━━ Information supplied

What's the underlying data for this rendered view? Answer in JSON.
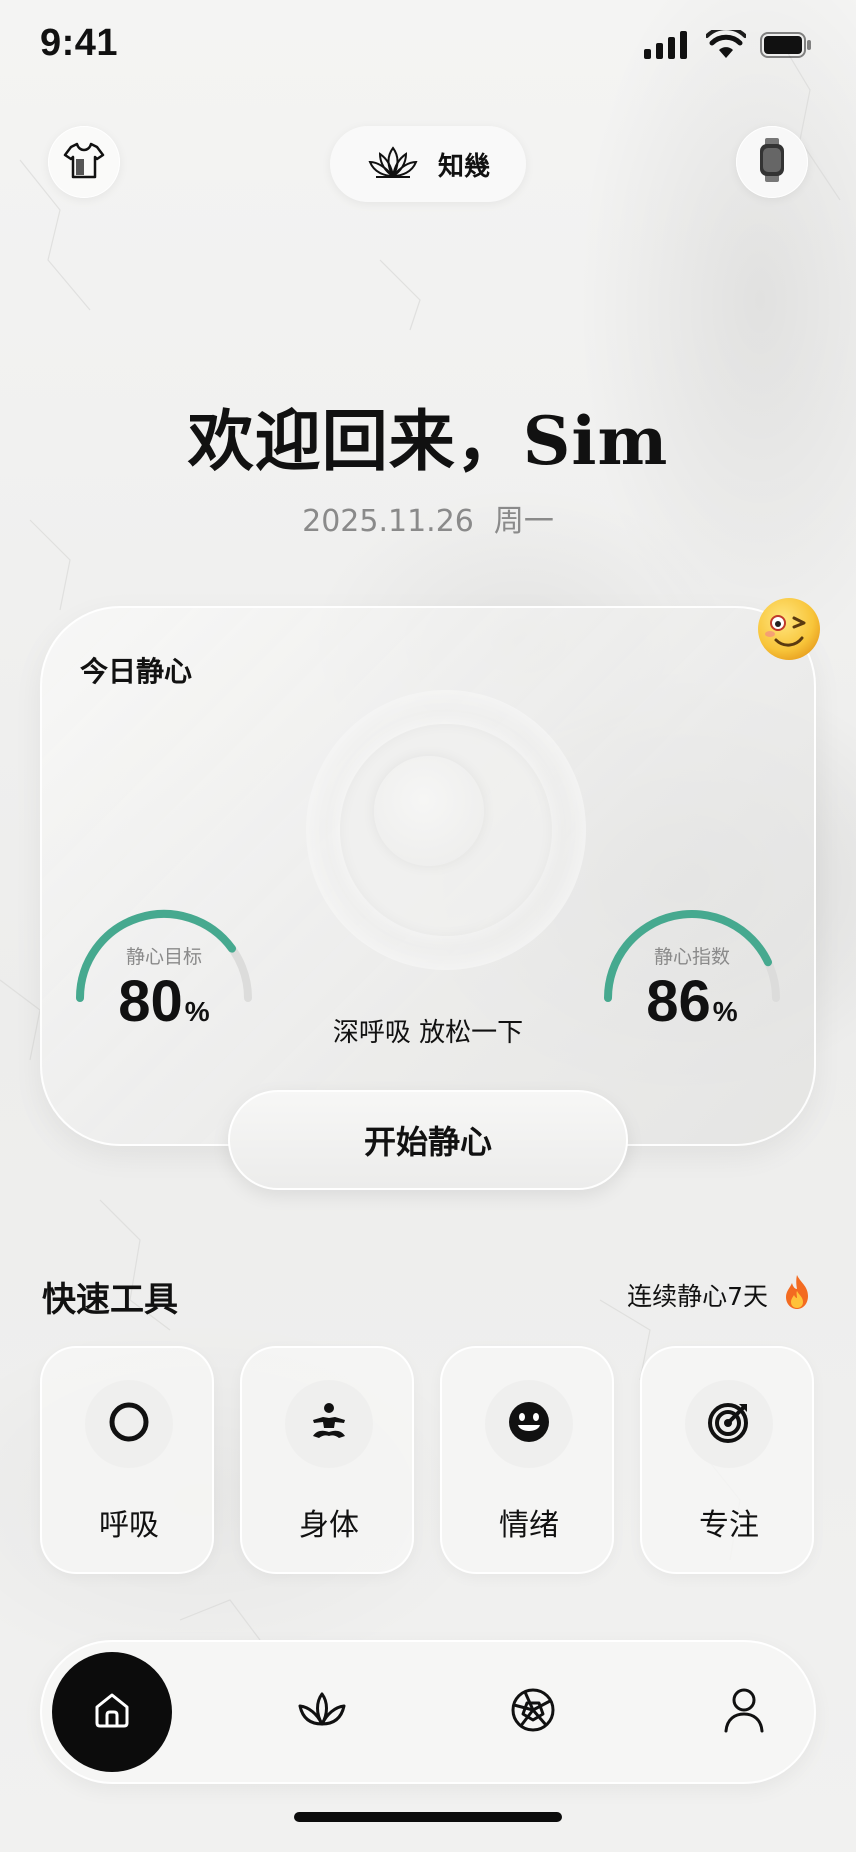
{
  "status_bar": {
    "time": "9:41",
    "icons": [
      "signal-icon",
      "wifi-icon",
      "battery-icon"
    ]
  },
  "top_bar": {
    "left_icon": "tshirt-icon",
    "brand": {
      "icon": "lotus-icon",
      "name": "知幾"
    },
    "right_icon": "watch-icon"
  },
  "welcome": {
    "greeting": "欢迎回来，Sim",
    "date": "2025.11.26",
    "weekday": "周一"
  },
  "calm_card": {
    "title": "今日静心",
    "badge_icon": "winking-face-emoji",
    "goal": {
      "label": "静心目标",
      "value": "80",
      "unit": "%",
      "fraction": 0.8
    },
    "index": {
      "label": "静心指数",
      "value": "86",
      "unit": "%",
      "fraction": 0.86
    },
    "hint": "深呼吸 放松一下",
    "start_button": "开始静心"
  },
  "quick_tools": {
    "title": "快速工具",
    "streak_text": "连续静心7天",
    "streak_icon": "fire-icon",
    "items": [
      {
        "label": "呼吸",
        "icon": "circle-icon"
      },
      {
        "label": "身体",
        "icon": "meditation-icon"
      },
      {
        "label": "情绪",
        "icon": "smiley-icon"
      },
      {
        "label": "专注",
        "icon": "target-icon"
      }
    ]
  },
  "bottom_nav": {
    "items": [
      {
        "icon": "home-icon",
        "active": true
      },
      {
        "icon": "lotus-icon",
        "active": false
      },
      {
        "icon": "aperture-icon",
        "active": false
      },
      {
        "icon": "user-icon",
        "active": false
      }
    ]
  },
  "colors": {
    "accent": "#46a98f",
    "track": "#dcdcdb",
    "text": "#111111",
    "muted": "#8a8a8a",
    "nav_active_bg": "#0c0c0c"
  }
}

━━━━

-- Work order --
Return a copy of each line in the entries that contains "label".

-- Task result --
      "label": "静心目标",
      "label": "静心指数",
        "label": "呼吸",
        "label": "身体",
        "label": "情绪",
        "label": "专注",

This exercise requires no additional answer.